4. New York and 'Indian Feathers' collection
On a trip to New York in 1970, Zandra Rhodes was taken by friends to visit the Museum of the American Indian (now the National Museum of the American Indian) where she was "knocked out with the intricacy of the beautiful feathers and the way they had used dyed porcupine quills as beads." This porcupine quillwork made her think of the intricate detailing of Tudor samplers with stumpwork embroidery, and she felt that the intricacy was just as amazing.
At the museum she sketched drawings of the feather headdresses and the embroidery. When she returned to her studio in London, she developed these feathers into a print design in which they looked as though they were sewn on with cross-stitches. Zandra Rhodes was also picking up on the themes from her first collection, which was inspired by knitting and stitching, as well as from her second collection, in which real feathers were sewn on to the hems of the garments.
Above: Details from New York and 'Indian Feathers' collection, 1970 © Zandra Rhodes
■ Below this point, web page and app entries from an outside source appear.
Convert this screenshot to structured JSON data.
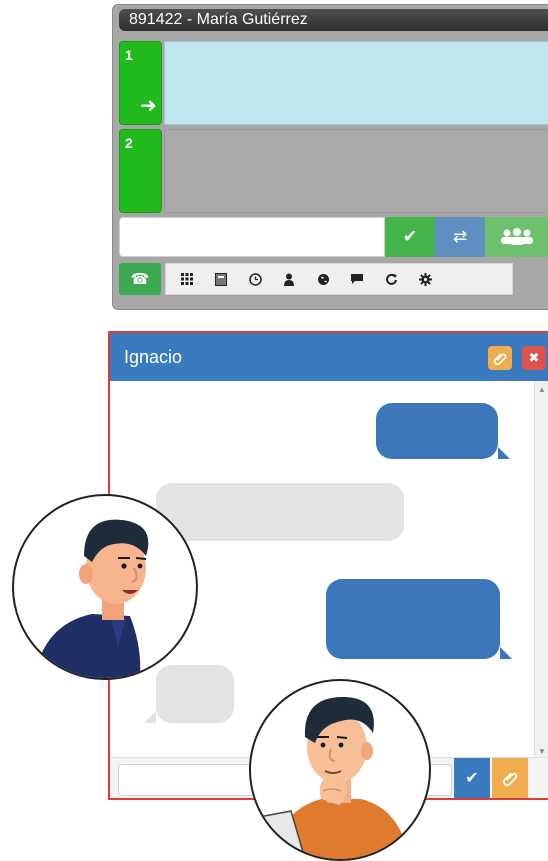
{
  "phone": {
    "title": "891422 - María Gutiérrez",
    "lines": [
      {
        "number": "1",
        "arrow": "➜"
      },
      {
        "number": "2"
      }
    ],
    "dial_input": {
      "value": "",
      "placeholder": ""
    },
    "buttons": {
      "accept_icon": "check-icon",
      "transfer_icon": "transfer-arrows-icon",
      "conference_icon": "group-icon"
    },
    "toolbar": {
      "call_icon": "phone-icon",
      "tools": [
        "keypad-icon",
        "directory-icon",
        "clock-icon",
        "user-icon",
        "globe-icon",
        "chat-icon",
        "refresh-icon",
        "gear-icon"
      ]
    }
  },
  "chat": {
    "title": "Ignacio",
    "header_buttons": [
      "paperclip-icon",
      "close-icon"
    ],
    "messages": [
      {
        "direction": "outgoing",
        "text": ""
      },
      {
        "direction": "incoming",
        "text": ""
      },
      {
        "direction": "outgoing",
        "text": ""
      },
      {
        "direction": "incoming",
        "text": ""
      }
    ],
    "input": {
      "value": "",
      "placeholder": ""
    },
    "footer_buttons": [
      "check-icon",
      "paperclip-icon"
    ]
  },
  "colors": {
    "accent_blue": "#3a7bc0",
    "green": "#22bb1e",
    "close_red": "#d9534f",
    "attach_orange": "#f0ad4e",
    "chat_border": "#e2393b"
  }
}
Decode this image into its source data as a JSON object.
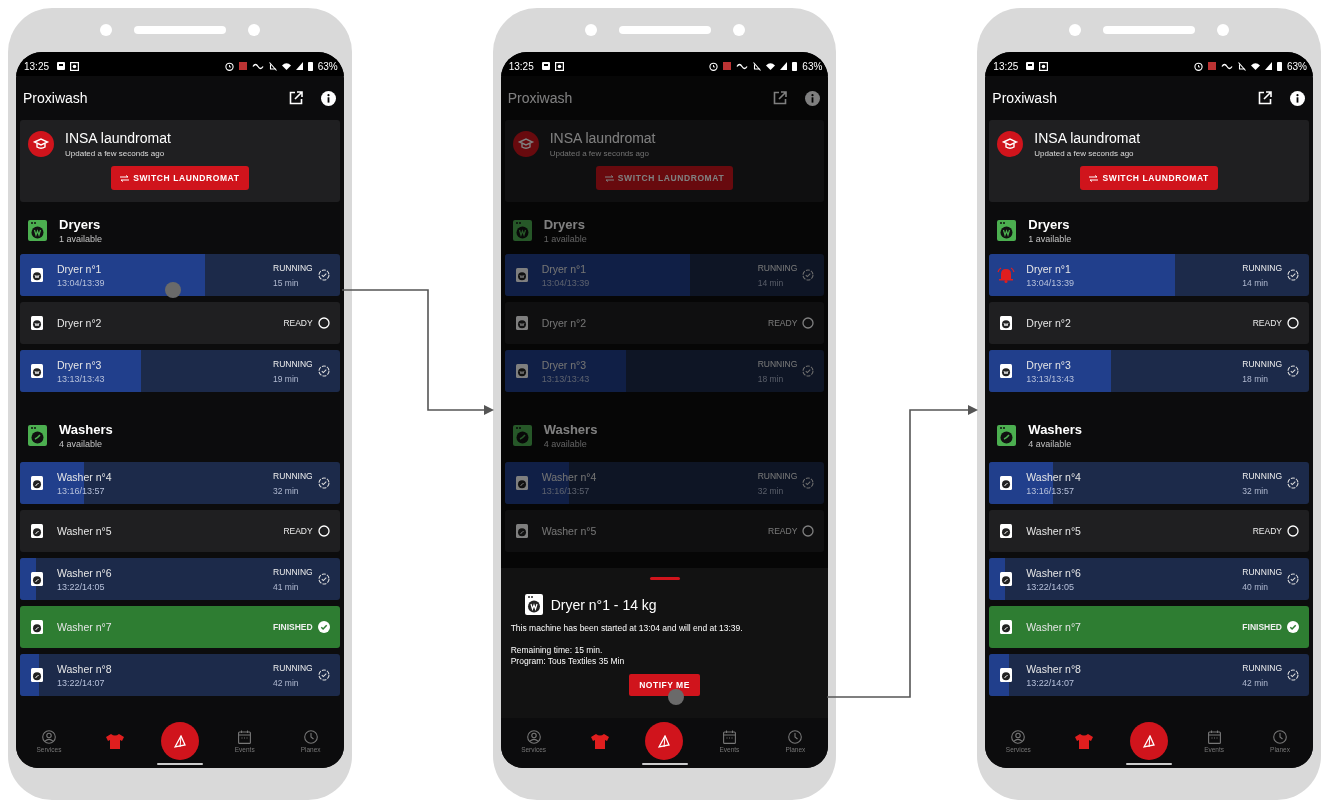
{
  "phones": [
    {
      "dimmed": false,
      "status_bar": {
        "time": "13:25",
        "battery": "63%"
      },
      "app_title": "Proxiwash",
      "laundromat": {
        "name": "INSA laundromat",
        "updated": "Updated a few seconds ago",
        "button": "SWITCH LAUNDROMAT"
      },
      "sections": [
        {
          "kind": "dryer",
          "title": "Dryers",
          "subtitle": "1 available",
          "machines": [
            {
              "name": "Dryer n°1",
              "times": "13:04/13:39",
              "kind": "running",
              "status": "RUNNING",
              "remaining": "15 min",
              "level": 0.58,
              "notify": false
            },
            {
              "name": "Dryer n°2",
              "kind": "ready",
              "status": "READY",
              "notify": false
            },
            {
              "name": "Dryer n°3",
              "times": "13:13/13:43",
              "kind": "running",
              "status": "RUNNING",
              "remaining": "19 min",
              "level": 0.38,
              "notify": false
            }
          ]
        },
        {
          "kind": "washer",
          "title": "Washers",
          "subtitle": "4 available",
          "machines": [
            {
              "name": "Washer n°4",
              "times": "13:16/13:57",
              "kind": "running",
              "status": "RUNNING",
              "remaining": "32 min",
              "level": 0.2,
              "notify": false
            },
            {
              "name": "Washer n°5",
              "kind": "ready",
              "status": "READY",
              "notify": false
            },
            {
              "name": "Washer n°6",
              "times": "13:22/14:05",
              "kind": "running",
              "status": "RUNNING",
              "remaining": "41 min",
              "level": 0.05,
              "notify": false
            },
            {
              "name": "Washer n°7",
              "kind": "finished",
              "status": "FINISHED",
              "notify": false
            },
            {
              "name": "Washer n°8",
              "times": "13:22/14:07",
              "kind": "running",
              "status": "RUNNING",
              "remaining": "42 min",
              "level": 0.06,
              "notify": false
            }
          ]
        }
      ],
      "nav": [
        {
          "kind": "tab",
          "label": "Services",
          "selected": false
        },
        {
          "kind": "tab",
          "selected": true
        },
        {
          "kind": "fab"
        },
        {
          "kind": "tab",
          "label": "Events",
          "selected": false
        },
        {
          "kind": "tab",
          "label": "Planex",
          "selected": false
        }
      ]
    },
    {
      "dimmed": true,
      "status_bar": {
        "time": "13:25",
        "battery": "63%"
      },
      "app_title": "Proxiwash",
      "laundromat": {
        "name": "INSA laundromat",
        "updated": "Updated a few seconds ago",
        "button": "SWITCH LAUNDROMAT"
      },
      "sections": [
        {
          "kind": "dryer",
          "title": "Dryers",
          "subtitle": "1 available",
          "machines": [
            {
              "name": "Dryer n°1",
              "times": "13:04/13:39",
              "kind": "running",
              "status": "RUNNING",
              "remaining": "14 min",
              "level": 0.58,
              "notify": false
            },
            {
              "name": "Dryer n°2",
              "kind": "ready",
              "status": "READY",
              "notify": false
            },
            {
              "name": "Dryer n°3",
              "times": "13:13/13:43",
              "kind": "running",
              "status": "RUNNING",
              "remaining": "18 min",
              "level": 0.38,
              "notify": false
            }
          ]
        },
        {
          "kind": "washer",
          "title": "Washers",
          "subtitle": "4 available",
          "machines": [
            {
              "name": "Washer n°4",
              "times": "13:16/13:57",
              "kind": "running",
              "status": "RUNNING",
              "remaining": "32 min",
              "level": 0.2,
              "notify": false
            },
            {
              "name": "Washer n°5",
              "kind": "ready",
              "status": "READY",
              "notify": false
            }
          ]
        }
      ],
      "sheet": {
        "kind": "dryer",
        "title": "Dryer n°1 - 14 kg",
        "description": "This machine has been started at 13:04 and will end at 13:39.",
        "remaining": "Remaining time: 15 min.",
        "program": "Program: Tous Textiles 35 Min",
        "button": "NOTIFY ME"
      },
      "nav": [
        {
          "kind": "tab",
          "label": "Services",
          "selected": false
        },
        {
          "kind": "tab",
          "selected": true
        },
        {
          "kind": "fab"
        },
        {
          "kind": "tab",
          "label": "Events",
          "selected": false
        },
        {
          "kind": "tab",
          "label": "Planex",
          "selected": false
        }
      ]
    },
    {
      "dimmed": false,
      "status_bar": {
        "time": "13:25",
        "battery": "63%"
      },
      "app_title": "Proxiwash",
      "laundromat": {
        "name": "INSA laundromat",
        "updated": "Updated a few seconds ago",
        "button": "SWITCH LAUNDROMAT"
      },
      "sections": [
        {
          "kind": "dryer",
          "title": "Dryers",
          "subtitle": "1 available",
          "machines": [
            {
              "name": "Dryer n°1",
              "times": "13:04/13:39",
              "kind": "running",
              "status": "RUNNING",
              "remaining": "14 min",
              "level": 0.58,
              "notify": true
            },
            {
              "name": "Dryer n°2",
              "kind": "ready",
              "status": "READY",
              "notify": false
            },
            {
              "name": "Dryer n°3",
              "times": "13:13/13:43",
              "kind": "running",
              "status": "RUNNING",
              "remaining": "18 min",
              "level": 0.38,
              "notify": false
            }
          ]
        },
        {
          "kind": "washer",
          "title": "Washers",
          "subtitle": "4 available",
          "machines": [
            {
              "name": "Washer n°4",
              "times": "13:16/13:57",
              "kind": "running",
              "status": "RUNNING",
              "remaining": "32 min",
              "level": 0.2,
              "notify": false
            },
            {
              "name": "Washer n°5",
              "kind": "ready",
              "status": "READY",
              "notify": false
            },
            {
              "name": "Washer n°6",
              "times": "13:22/14:05",
              "kind": "running",
              "status": "RUNNING",
              "remaining": "40 min",
              "level": 0.05,
              "notify": false
            },
            {
              "name": "Washer n°7",
              "kind": "finished",
              "status": "FINISHED",
              "notify": false
            },
            {
              "name": "Washer n°8",
              "times": "13:22/14:07",
              "kind": "running",
              "status": "RUNNING",
              "remaining": "42 min",
              "level": 0.06,
              "notify": false
            }
          ]
        }
      ],
      "nav": [
        {
          "kind": "tab",
          "label": "Services",
          "selected": false
        },
        {
          "kind": "tab",
          "selected": true
        },
        {
          "kind": "fab"
        },
        {
          "kind": "tab",
          "label": "Events",
          "selected": false
        },
        {
          "kind": "tab",
          "label": "Planex",
          "selected": false
        }
      ]
    }
  ]
}
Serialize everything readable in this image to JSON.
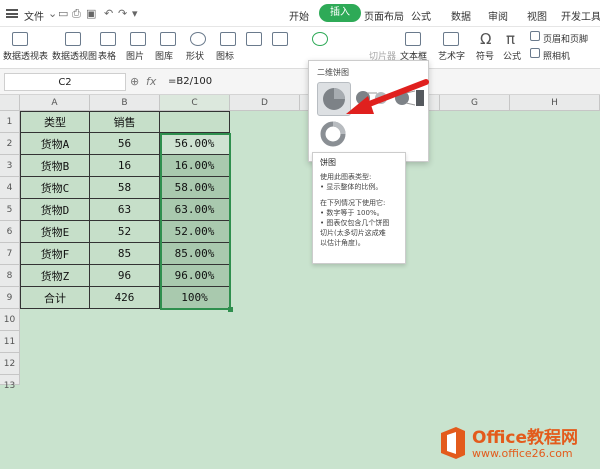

Zandra Rhodes created silk chiffon 'feathers' by cutting around the individual printed feathers and hand rolling the edges. She was also inspired to use colour combinations originally used by Native Americans, for example, printing her feathers with a combination of terracotta, indigo, black, and turquoise.